DIRECTIONS –
Copy all records verbatim, images excluded.

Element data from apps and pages
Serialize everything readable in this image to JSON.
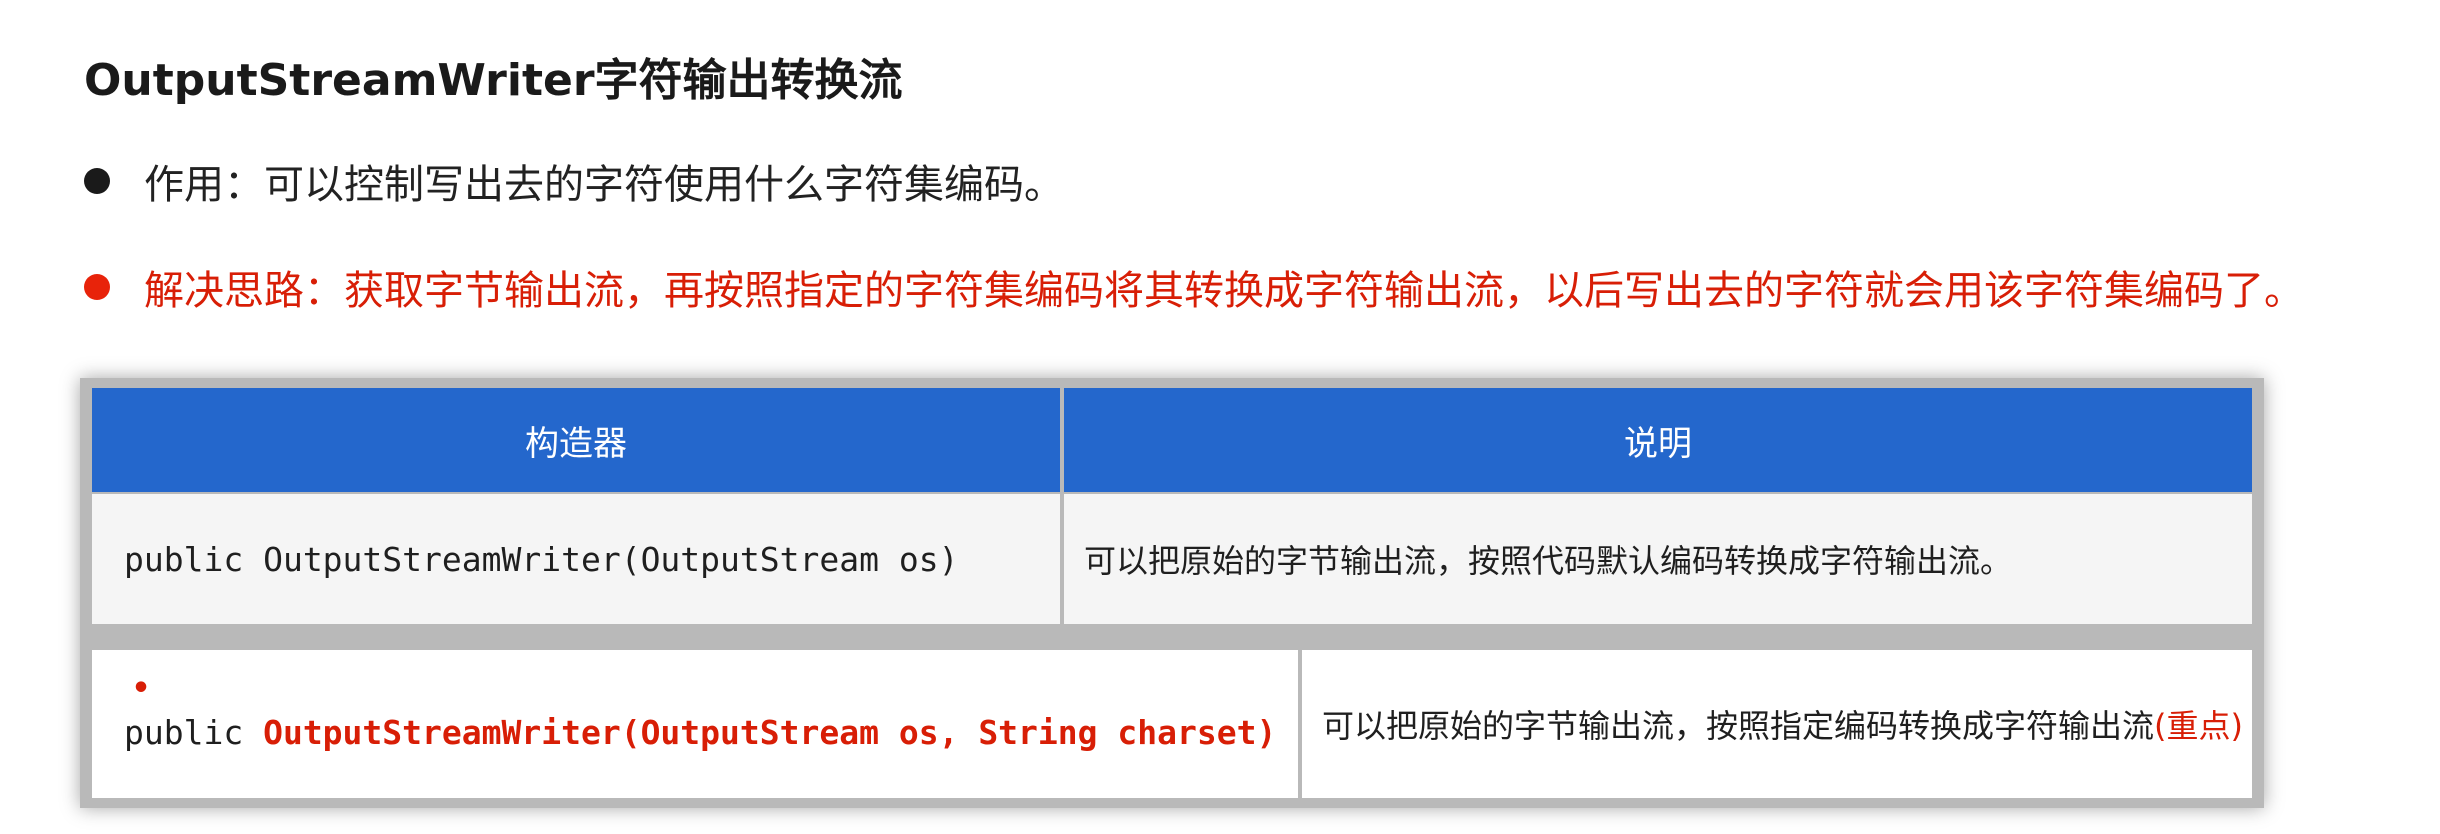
{
  "title": "OutputStreamWriter字符输出转换流",
  "bullets": [
    {
      "text": "作用：可以控制写出去的字符使用什么字符集编码。",
      "color": "#222222"
    },
    {
      "text": "解决思路：获取字节输出流，再按照指定的字符集编码将其转换成字符输出流，以后写出去的字符就会用该字符集编码了。",
      "color": "#d81e06"
    }
  ],
  "table": {
    "headers": [
      "构造器",
      "说明"
    ],
    "rows": [
      {
        "constructor_prefix": "public ",
        "constructor_sig": "OutputStreamWriter(OutputStream os)",
        "description": "可以把原始的字节输出流，按照代码默认编码转换成字符输出流。",
        "description_note": ""
      },
      {
        "marker": "•",
        "constructor_prefix": "public ",
        "constructor_sig": "OutputStreamWriter(OutputStream os, String charset)",
        "description": "可以把原始的字节输出流，按照指定编码转换成字符输出流",
        "description_note": "(重点)"
      }
    ]
  },
  "colors": {
    "header_bg": "#2467cc",
    "accent_red": "#d81e06"
  }
}
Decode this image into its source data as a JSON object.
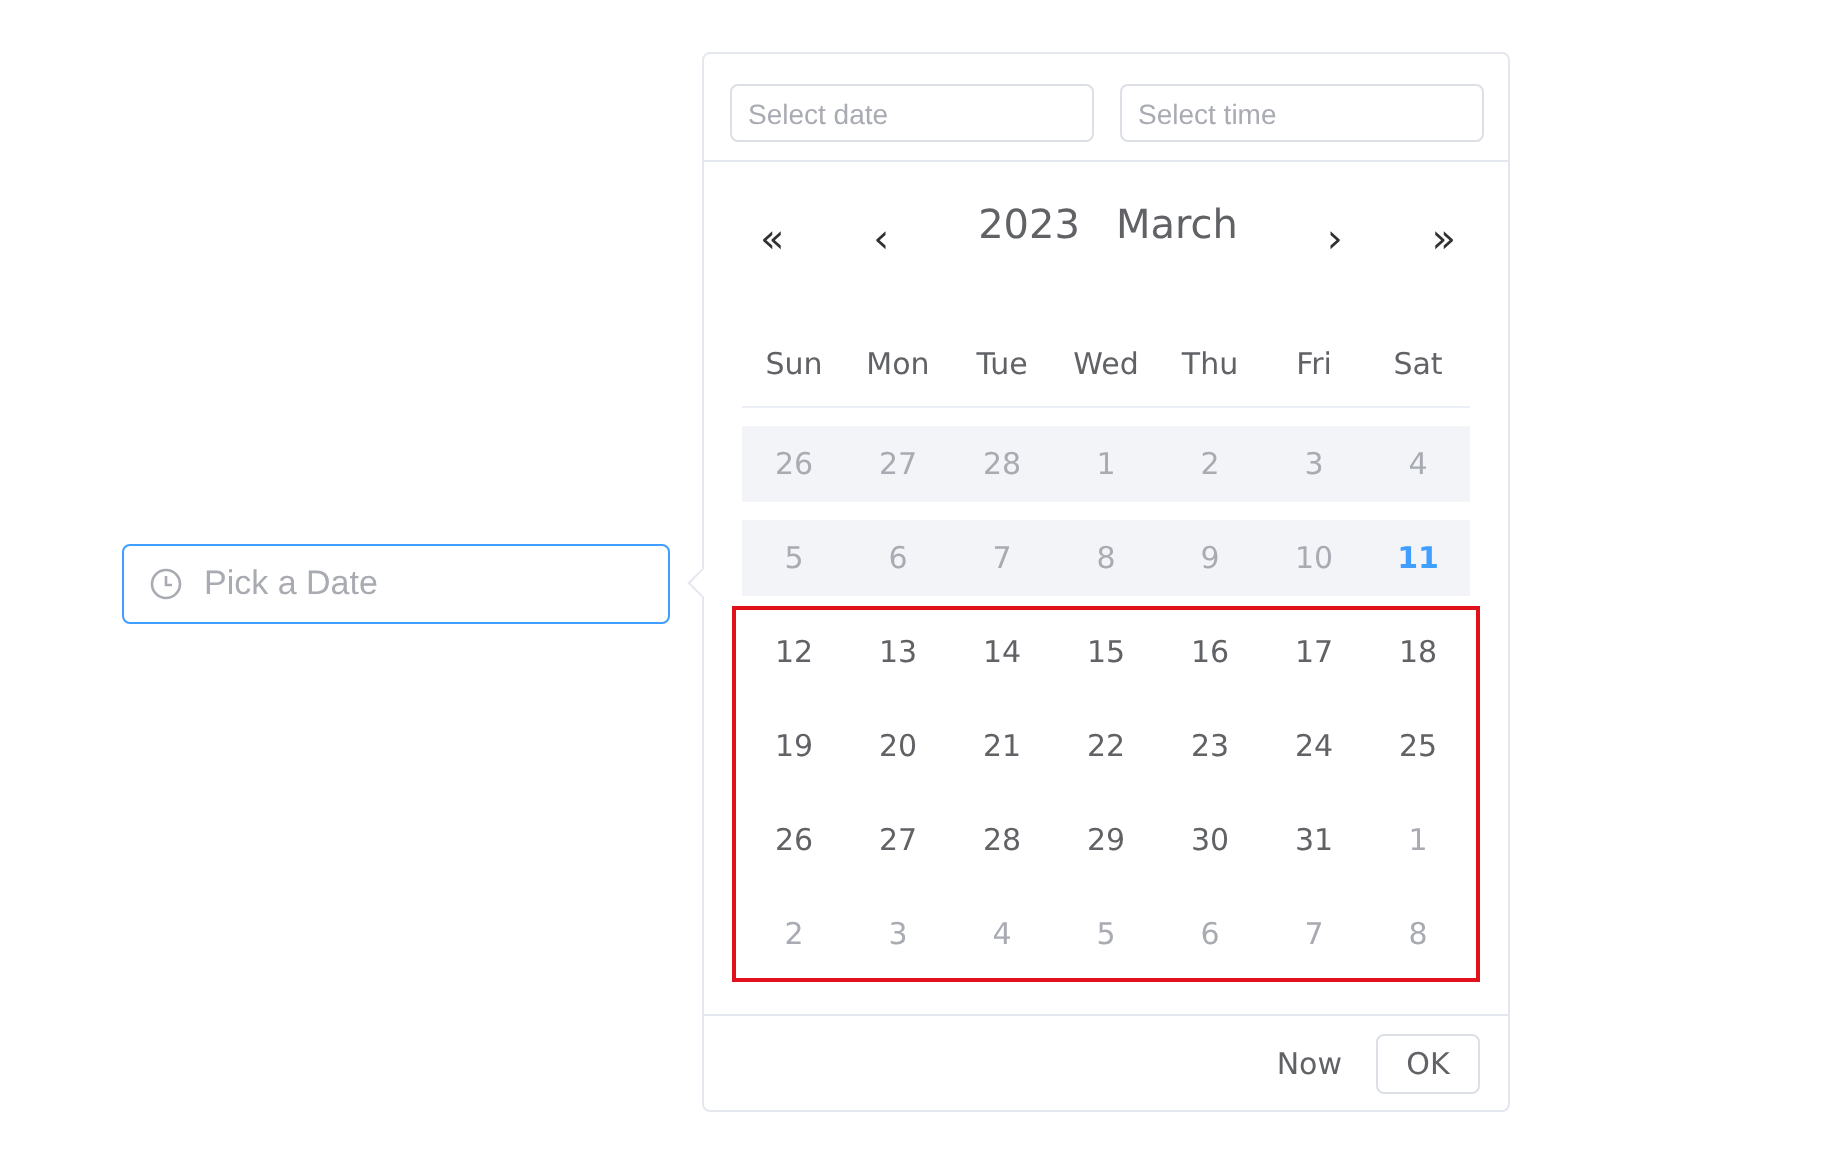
{
  "date_input": {
    "placeholder": "Pick a Date",
    "focused": true
  },
  "picker": {
    "date_field": {
      "placeholder": "Select date"
    },
    "time_field": {
      "placeholder": "Select time"
    },
    "prev_year": "«",
    "prev_month": "‹",
    "year": "2023",
    "month": "March",
    "next_month": "›",
    "next_year": "»",
    "weekdays": [
      "Sun",
      "Mon",
      "Tue",
      "Wed",
      "Thu",
      "Fri",
      "Sat"
    ],
    "weeks": [
      {
        "highlighted": false,
        "days": [
          {
            "label": "26",
            "kind": "muted",
            "disabled": true
          },
          {
            "label": "27",
            "kind": "muted",
            "disabled": true
          },
          {
            "label": "28",
            "kind": "muted",
            "disabled": true
          },
          {
            "label": "1",
            "kind": "current",
            "disabled": true
          },
          {
            "label": "2",
            "kind": "current",
            "disabled": true
          },
          {
            "label": "3",
            "kind": "current",
            "disabled": true
          },
          {
            "label": "4",
            "kind": "current",
            "disabled": true
          }
        ]
      },
      {
        "highlighted": false,
        "days": [
          {
            "label": "5",
            "kind": "current",
            "disabled": true
          },
          {
            "label": "6",
            "kind": "current",
            "disabled": true
          },
          {
            "label": "7",
            "kind": "current",
            "disabled": true
          },
          {
            "label": "8",
            "kind": "current",
            "disabled": true
          },
          {
            "label": "9",
            "kind": "current",
            "disabled": true
          },
          {
            "label": "10",
            "kind": "current",
            "disabled": true
          },
          {
            "label": "11",
            "kind": "today",
            "disabled": true
          }
        ]
      },
      {
        "highlighted": true,
        "days": [
          {
            "label": "12",
            "kind": "current",
            "disabled": false
          },
          {
            "label": "13",
            "kind": "current",
            "disabled": false
          },
          {
            "label": "14",
            "kind": "current",
            "disabled": false
          },
          {
            "label": "15",
            "kind": "current",
            "disabled": false
          },
          {
            "label": "16",
            "kind": "current",
            "disabled": false
          },
          {
            "label": "17",
            "kind": "current",
            "disabled": false
          },
          {
            "label": "18",
            "kind": "current",
            "disabled": false
          }
        ]
      },
      {
        "highlighted": true,
        "days": [
          {
            "label": "19",
            "kind": "current",
            "disabled": false
          },
          {
            "label": "20",
            "kind": "current",
            "disabled": false
          },
          {
            "label": "21",
            "kind": "current",
            "disabled": false
          },
          {
            "label": "22",
            "kind": "current",
            "disabled": false
          },
          {
            "label": "23",
            "kind": "current",
            "disabled": false
          },
          {
            "label": "24",
            "kind": "current",
            "disabled": false
          },
          {
            "label": "25",
            "kind": "current",
            "disabled": false
          }
        ]
      },
      {
        "highlighted": true,
        "days": [
          {
            "label": "26",
            "kind": "current",
            "disabled": false
          },
          {
            "label": "27",
            "kind": "current",
            "disabled": false
          },
          {
            "label": "28",
            "kind": "current",
            "disabled": false
          },
          {
            "label": "29",
            "kind": "current",
            "disabled": false
          },
          {
            "label": "30",
            "kind": "current",
            "disabled": false
          },
          {
            "label": "31",
            "kind": "current",
            "disabled": false
          },
          {
            "label": "1",
            "kind": "muted",
            "disabled": false
          }
        ]
      },
      {
        "highlighted": true,
        "days": [
          {
            "label": "2",
            "kind": "muted",
            "disabled": false
          },
          {
            "label": "3",
            "kind": "muted",
            "disabled": false
          },
          {
            "label": "4",
            "kind": "muted",
            "disabled": false
          },
          {
            "label": "5",
            "kind": "muted",
            "disabled": false
          },
          {
            "label": "6",
            "kind": "muted",
            "disabled": false
          },
          {
            "label": "7",
            "kind": "muted",
            "disabled": false
          },
          {
            "label": "8",
            "kind": "muted",
            "disabled": false
          }
        ]
      }
    ],
    "footer": {
      "now": "Now",
      "ok": "OK"
    }
  }
}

RESULT OF THIS EXERCISE –
Serialize everything readable in this image to JSON.
{
  "title": "OutputStreamWriter字符输出转换流",
  "bullets": [
    {
      "text": "作用：可以控制写出去的字符使用什么字符集编码。",
      "color": "#222222"
    },
    {
      "text": "解决思路：获取字节输出流，再按照指定的字符集编码将其转换成字符输出流，以后写出去的字符就会用该字符集编码了。",
      "color": "#d81e06"
    }
  ],
  "table": {
    "headers": [
      "构造器",
      "说明"
    ],
    "rows": [
      {
        "constructor_prefix": "public ",
        "constructor_sig": "OutputStreamWriter(OutputStream os)",
        "description": "可以把原始的字节输出流，按照代码默认编码转换成字符输出流。",
        "description_note": ""
      },
      {
        "marker": "•",
        "constructor_prefix": "public ",
        "constructor_sig": "OutputStreamWriter(OutputStream os, String charset)",
        "description": "可以把原始的字节输出流，按照指定编码转换成字符输出流",
        "description_note": "(重点)"
      }
    ]
  },
  "colors": {
    "header_bg": "#2467cc",
    "accent_red": "#d81e06"
  }
}
Decode this image into its source data as a JSON object.
{
  "date_input": {
    "placeholder": "Pick a Date",
    "focused": true
  },
  "picker": {
    "date_field": {
      "placeholder": "Select date"
    },
    "time_field": {
      "placeholder": "Select time"
    },
    "prev_year": "«",
    "prev_month": "‹",
    "year": "2023",
    "month": "March",
    "next_month": "›",
    "next_year": "»",
    "weekdays": [
      "Sun",
      "Mon",
      "Tue",
      "Wed",
      "Thu",
      "Fri",
      "Sat"
    ],
    "weeks": [
      {
        "highlighted": false,
        "days": [
          {
            "label": "26",
            "kind": "muted",
            "disabled": true
          },
          {
            "label": "27",
            "kind": "muted",
            "disabled": true
          },
          {
            "label": "28",
            "kind": "muted",
            "disabled": true
          },
          {
            "label": "1",
            "kind": "current",
            "disabled": true
          },
          {
            "label": "2",
            "kind": "current",
            "disabled": true
          },
          {
            "label": "3",
            "kind": "current",
            "disabled": true
          },
          {
            "label": "4",
            "kind": "current",
            "disabled": true
          }
        ]
      },
      {
        "highlighted": false,
        "days": [
          {
            "label": "5",
            "kind": "current",
            "disabled": true
          },
          {
            "label": "6",
            "kind": "current",
            "disabled": true
          },
          {
            "label": "7",
            "kind": "current",
            "disabled": true
          },
          {
            "label": "8",
            "kind": "current",
            "disabled": true
          },
          {
            "label": "9",
            "kind": "current",
            "disabled": true
          },
          {
            "label": "10",
            "kind": "current",
            "disabled": true
          },
          {
            "label": "11",
            "kind": "today",
            "disabled": true
          }
        ]
      },
      {
        "highlighted": true,
        "days": [
          {
            "label": "12",
            "kind": "current",
            "disabled": false
          },
          {
            "label": "13",
            "kind": "current",
            "disabled": false
          },
          {
            "label": "14",
            "kind": "current",
            "disabled": false
          },
          {
            "label": "15",
            "kind": "current",
            "disabled": false
          },
          {
            "label": "16",
            "kind": "current",
            "disabled": false
          },
          {
            "label": "17",
            "kind": "current",
            "disabled": false
          },
          {
            "label": "18",
            "kind": "current",
            "disabled": false
          }
        ]
      },
      {
        "highlighted": true,
        "days": [
          {
            "label": "19",
            "kind": "current",
            "disabled": false
          },
          {
            "label": "20",
            "kind": "current",
            "disabled": false
          },
          {
            "label": "21",
            "kind": "current",
            "disabled": false
          },
          {
            "label": "22",
            "kind": "current",
            "disabled": false
          },
          {
            "label": "23",
            "kind": "current",
            "disabled": false
          },
          {
            "label": "24",
            "kind": "current",
            "disabled": false
          },
          {
            "label": "25",
            "kind": "current",
            "disabled": false
          }
        ]
      },
      {
        "highlighted": true,
        "days": [
          {
            "label": "26",
            "kind": "current",
            "disabled": false
          },
          {
            "label": "27",
            "kind": "current",
            "disabled": false
          },
          {
            "label": "28",
            "kind": "current",
            "disabled": false
          },
          {
            "label": "29",
            "kind": "current",
            "disabled": false
          },
          {
            "label": "30",
            "kind": "current",
            "disabled": false
          },
          {
            "label": "31",
            "kind": "current",
            "disabled": false
          },
          {
            "label": "1",
            "kind": "muted",
            "disabled": false
          }
        ]
      },
      {
        "highlighted": true,
        "days": [
          {
            "label": "2",
            "kind": "muted",
            "disabled": false
          },
          {
            "label": "3",
            "kind": "muted",
            "disabled": false
          },
          {
            "label": "4",
            "kind": "muted",
            "disabled": false
          },
          {
            "label": "5",
            "kind": "muted",
            "disabled": false
          },
          {
            "label": "6",
            "kind": "muted",
            "disabled": false
          },
          {
            "label": "7",
            "kind": "muted",
            "disabled": false
          },
          {
            "label": "8",
            "kind": "muted",
            "disabled": false
          }
        ]
      }
    ],
    "footer": {
      "now": "Now",
      "ok": "OK"
    }
  }
}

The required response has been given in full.